But with lawyers warning that cutting benefits from EU migrants without placing the same restrictions on British claimants could be illegal under EU law, the BBC has reported that ministers are considering plans to extend the restrictions to native UK citizens too, meaning all those under the age of 22 would be unable to receive the in-work benefits.

Young British adults were already hit hard by George Osborne's Summer Budget

Applying the restrictions only to EU migrants would require treaty change, lawyers advised, but that would require the agreement of all 28 EU nations, which would prove highly unlikely due to strong opposition from eastern European countries such as Poland, as well as reservations from powerful countries such as France.

A document written by government lawyers sent to government ministers, seen by the BBC, reads: “Imposing additional requirements on EU workers that do not apply to a member state's own workers constitutes direct discrimination which is prohibited under current EU law."

It says restricting EU migrants’ access to benefits could be made using secondary legislation but warned the legal arguments for doing so would be “extremely weak”.

Applying the restrictions to British adults under the age of 22 would risk causing further anger among an age group that has already been hit hard by George Osborne’s post-election budget.

The Chancellor stripped housing benefit, restricted access to Jobseekers’ Alliance, opened the way for further increases in tuition fees, ditched maintenance grants for disadvantaged students and did not make the new national living wage applicable to those under the age of 25.

Labour accused the Government of being forced to hatch the plan on the back of a failed renegotiation strategy.

Stephen Timms, Labour's shadow work and pensions secretary, said: "We support restrictions on benefits for EU migrants. But the Government would find it hard to justify removing support from ordinary UK citizens simply because they have failed to deliver what they promised in their EU renegotiation."

Meanwhile Paul Noblet from the homelessness charity Centrepoint, warned that a further move to restrict housing benefit from young adults could put thousands more youngsters on the streets.

“We fear that removing in-work benefits could have a catastrophic impact on people whose financial situation is already precarious," he said. "Around 83,000 young people already experience homelessness in the UK each year. Cutting Housing Benefit could force thousands of young people on to the streets - many young people simply do not have a family home to go back to.  

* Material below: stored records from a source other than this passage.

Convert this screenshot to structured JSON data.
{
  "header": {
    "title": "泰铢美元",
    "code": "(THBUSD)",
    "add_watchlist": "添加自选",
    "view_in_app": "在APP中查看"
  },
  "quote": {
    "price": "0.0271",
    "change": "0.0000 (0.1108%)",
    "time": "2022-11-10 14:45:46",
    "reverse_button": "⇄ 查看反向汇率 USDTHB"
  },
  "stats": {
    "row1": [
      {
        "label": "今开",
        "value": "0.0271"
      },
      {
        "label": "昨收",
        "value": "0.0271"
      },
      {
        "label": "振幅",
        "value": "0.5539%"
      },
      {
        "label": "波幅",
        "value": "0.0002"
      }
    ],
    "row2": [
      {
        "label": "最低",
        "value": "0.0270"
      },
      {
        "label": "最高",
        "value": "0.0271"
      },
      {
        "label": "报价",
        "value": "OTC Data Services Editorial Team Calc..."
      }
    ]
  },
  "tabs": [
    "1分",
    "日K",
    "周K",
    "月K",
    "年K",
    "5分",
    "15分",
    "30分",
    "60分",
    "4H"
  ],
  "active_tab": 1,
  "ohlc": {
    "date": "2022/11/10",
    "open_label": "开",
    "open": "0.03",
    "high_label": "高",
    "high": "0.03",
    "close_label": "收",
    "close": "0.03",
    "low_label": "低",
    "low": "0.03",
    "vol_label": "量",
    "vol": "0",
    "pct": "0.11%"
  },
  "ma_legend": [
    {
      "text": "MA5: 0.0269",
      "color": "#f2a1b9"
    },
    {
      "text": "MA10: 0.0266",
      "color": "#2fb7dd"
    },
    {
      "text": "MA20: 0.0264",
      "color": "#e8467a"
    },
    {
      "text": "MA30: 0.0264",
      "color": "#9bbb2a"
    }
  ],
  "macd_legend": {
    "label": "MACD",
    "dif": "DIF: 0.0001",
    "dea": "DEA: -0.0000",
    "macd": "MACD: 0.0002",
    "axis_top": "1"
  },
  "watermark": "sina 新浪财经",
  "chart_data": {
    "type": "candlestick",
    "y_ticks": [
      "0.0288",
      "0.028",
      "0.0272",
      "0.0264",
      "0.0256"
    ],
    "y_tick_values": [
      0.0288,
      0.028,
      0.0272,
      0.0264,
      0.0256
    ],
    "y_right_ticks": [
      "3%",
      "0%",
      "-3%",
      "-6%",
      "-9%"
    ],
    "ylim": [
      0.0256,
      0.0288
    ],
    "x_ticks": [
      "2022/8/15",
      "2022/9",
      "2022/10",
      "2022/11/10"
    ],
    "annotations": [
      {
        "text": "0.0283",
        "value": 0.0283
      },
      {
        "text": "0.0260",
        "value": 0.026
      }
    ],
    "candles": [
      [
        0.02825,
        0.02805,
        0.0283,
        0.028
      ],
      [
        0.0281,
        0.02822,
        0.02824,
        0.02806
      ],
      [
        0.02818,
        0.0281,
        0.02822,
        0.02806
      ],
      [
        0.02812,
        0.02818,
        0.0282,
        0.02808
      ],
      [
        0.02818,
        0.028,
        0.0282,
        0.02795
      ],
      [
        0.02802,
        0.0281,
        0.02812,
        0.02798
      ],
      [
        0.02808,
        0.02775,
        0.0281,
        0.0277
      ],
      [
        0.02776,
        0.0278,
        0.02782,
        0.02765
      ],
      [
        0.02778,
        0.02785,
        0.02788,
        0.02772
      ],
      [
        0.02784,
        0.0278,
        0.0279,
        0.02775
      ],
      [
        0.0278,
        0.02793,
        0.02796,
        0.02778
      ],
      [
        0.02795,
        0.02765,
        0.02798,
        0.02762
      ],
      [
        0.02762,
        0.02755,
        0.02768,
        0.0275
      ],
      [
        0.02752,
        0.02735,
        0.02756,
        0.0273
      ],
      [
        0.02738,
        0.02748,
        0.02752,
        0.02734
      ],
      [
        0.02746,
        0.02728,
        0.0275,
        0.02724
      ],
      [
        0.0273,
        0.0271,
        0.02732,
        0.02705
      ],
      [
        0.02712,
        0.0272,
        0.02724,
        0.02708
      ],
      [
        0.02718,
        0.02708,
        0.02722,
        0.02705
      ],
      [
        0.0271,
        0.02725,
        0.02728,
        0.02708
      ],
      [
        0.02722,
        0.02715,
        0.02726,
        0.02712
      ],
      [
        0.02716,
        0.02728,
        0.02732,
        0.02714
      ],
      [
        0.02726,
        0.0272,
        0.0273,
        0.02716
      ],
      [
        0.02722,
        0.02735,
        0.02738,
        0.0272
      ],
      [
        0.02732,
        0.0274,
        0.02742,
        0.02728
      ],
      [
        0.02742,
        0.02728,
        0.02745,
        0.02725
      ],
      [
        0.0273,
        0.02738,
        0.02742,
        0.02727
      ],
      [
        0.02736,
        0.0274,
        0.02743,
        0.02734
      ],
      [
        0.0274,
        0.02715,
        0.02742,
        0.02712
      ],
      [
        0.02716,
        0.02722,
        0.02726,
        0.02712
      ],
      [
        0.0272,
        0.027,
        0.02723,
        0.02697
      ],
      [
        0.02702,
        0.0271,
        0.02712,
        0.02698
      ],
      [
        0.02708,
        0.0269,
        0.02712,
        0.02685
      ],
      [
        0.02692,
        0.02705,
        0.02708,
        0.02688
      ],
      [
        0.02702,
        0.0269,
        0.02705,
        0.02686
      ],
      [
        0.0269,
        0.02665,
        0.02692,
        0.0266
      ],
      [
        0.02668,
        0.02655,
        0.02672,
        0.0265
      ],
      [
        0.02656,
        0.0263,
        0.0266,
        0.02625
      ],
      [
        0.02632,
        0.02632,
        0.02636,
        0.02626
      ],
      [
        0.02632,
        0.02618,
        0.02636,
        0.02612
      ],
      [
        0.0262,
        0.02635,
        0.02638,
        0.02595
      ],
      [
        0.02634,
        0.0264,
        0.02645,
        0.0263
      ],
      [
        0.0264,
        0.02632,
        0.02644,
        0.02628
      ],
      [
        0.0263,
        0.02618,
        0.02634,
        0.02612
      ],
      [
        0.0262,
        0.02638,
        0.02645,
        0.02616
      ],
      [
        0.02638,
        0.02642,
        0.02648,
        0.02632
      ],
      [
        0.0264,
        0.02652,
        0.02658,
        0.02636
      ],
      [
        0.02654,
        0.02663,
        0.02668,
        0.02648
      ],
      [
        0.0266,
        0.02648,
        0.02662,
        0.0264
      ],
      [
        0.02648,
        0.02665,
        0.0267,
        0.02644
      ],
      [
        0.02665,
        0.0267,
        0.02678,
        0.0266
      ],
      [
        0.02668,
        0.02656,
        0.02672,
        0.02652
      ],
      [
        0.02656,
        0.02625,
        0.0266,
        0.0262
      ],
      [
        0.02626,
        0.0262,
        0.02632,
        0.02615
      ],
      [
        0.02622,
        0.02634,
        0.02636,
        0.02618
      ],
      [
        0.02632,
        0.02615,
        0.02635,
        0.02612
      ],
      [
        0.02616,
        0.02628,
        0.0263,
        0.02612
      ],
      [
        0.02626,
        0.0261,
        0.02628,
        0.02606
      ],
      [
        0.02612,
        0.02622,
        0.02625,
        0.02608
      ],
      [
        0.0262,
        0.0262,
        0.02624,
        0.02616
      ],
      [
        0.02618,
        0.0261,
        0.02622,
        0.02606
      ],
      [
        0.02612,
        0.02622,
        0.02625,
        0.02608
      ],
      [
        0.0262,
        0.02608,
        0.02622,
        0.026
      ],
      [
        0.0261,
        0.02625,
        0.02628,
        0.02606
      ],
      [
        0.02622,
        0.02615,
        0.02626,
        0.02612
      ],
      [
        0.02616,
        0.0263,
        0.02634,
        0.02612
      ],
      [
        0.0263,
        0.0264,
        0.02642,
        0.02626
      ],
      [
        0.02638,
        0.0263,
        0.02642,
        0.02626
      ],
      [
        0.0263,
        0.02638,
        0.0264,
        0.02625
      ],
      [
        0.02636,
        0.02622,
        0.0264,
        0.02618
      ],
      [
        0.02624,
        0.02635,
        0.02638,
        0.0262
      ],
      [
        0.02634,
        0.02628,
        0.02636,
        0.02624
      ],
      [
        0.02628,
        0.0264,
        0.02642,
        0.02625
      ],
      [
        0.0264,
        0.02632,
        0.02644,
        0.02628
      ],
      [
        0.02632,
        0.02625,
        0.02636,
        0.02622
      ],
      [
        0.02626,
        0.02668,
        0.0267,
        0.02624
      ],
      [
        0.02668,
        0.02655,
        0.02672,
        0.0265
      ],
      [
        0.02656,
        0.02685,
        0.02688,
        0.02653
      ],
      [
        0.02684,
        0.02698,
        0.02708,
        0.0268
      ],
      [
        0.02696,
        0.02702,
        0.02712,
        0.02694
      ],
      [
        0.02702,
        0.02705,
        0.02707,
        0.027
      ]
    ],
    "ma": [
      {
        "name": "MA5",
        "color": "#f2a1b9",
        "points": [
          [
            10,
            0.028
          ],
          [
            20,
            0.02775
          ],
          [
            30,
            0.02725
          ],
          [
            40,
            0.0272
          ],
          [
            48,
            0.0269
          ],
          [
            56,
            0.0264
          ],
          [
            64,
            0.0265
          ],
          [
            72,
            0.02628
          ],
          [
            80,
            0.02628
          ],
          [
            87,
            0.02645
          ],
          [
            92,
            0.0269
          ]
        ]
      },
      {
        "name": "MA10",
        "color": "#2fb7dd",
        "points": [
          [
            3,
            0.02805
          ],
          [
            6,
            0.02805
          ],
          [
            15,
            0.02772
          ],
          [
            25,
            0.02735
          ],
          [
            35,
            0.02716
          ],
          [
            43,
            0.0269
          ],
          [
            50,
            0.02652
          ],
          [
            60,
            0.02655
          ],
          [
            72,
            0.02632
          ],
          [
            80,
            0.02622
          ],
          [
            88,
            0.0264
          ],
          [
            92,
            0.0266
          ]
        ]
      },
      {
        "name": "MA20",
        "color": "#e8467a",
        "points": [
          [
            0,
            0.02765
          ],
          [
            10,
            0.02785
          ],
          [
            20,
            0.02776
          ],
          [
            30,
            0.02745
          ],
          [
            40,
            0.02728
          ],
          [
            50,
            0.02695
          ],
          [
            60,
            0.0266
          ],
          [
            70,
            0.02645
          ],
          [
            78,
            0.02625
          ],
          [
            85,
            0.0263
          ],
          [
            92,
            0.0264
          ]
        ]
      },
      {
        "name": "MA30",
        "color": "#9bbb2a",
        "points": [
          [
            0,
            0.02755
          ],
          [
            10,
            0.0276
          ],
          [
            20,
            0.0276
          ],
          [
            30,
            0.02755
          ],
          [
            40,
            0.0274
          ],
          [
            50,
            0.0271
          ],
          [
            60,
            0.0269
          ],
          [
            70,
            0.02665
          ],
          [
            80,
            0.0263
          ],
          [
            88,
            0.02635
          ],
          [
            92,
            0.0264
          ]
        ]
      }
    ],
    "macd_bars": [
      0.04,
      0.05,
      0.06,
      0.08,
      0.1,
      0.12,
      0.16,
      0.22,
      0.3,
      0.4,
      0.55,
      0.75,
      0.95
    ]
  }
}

“Times have rarely been tougher for young people. We urge the Government to clarify their position and put an end to the further unnecessary anxiety this speculation will cause.”